• **Study material**:
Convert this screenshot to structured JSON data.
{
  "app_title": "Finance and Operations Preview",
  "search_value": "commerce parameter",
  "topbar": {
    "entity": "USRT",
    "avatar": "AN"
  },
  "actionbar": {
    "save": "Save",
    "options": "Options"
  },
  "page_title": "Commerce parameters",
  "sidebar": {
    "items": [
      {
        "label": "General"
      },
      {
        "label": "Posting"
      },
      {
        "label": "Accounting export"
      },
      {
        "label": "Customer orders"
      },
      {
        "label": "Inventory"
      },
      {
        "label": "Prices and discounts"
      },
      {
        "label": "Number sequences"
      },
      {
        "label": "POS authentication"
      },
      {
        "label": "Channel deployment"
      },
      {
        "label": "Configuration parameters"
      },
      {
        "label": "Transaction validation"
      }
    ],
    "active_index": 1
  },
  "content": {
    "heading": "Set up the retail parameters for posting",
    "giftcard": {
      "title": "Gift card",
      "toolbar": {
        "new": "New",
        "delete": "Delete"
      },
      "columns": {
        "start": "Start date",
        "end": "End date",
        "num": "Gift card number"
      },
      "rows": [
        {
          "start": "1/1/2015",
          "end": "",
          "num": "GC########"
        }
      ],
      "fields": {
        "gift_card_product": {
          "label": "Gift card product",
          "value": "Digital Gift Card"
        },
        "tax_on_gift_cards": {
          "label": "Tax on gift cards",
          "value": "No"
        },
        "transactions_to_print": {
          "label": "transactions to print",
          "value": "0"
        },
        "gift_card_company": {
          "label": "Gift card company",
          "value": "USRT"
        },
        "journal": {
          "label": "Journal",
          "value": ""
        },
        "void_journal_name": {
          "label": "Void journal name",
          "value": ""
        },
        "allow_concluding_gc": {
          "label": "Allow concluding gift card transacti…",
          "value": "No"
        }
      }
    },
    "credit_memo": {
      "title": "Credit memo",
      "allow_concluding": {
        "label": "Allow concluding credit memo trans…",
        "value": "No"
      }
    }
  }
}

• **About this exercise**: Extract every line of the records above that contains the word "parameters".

• **Answer for this exercise**:
  "page_title": "Commerce parameters",
        "label": "Configuration parameters"
    "heading": "Set up the retail parameters for posting",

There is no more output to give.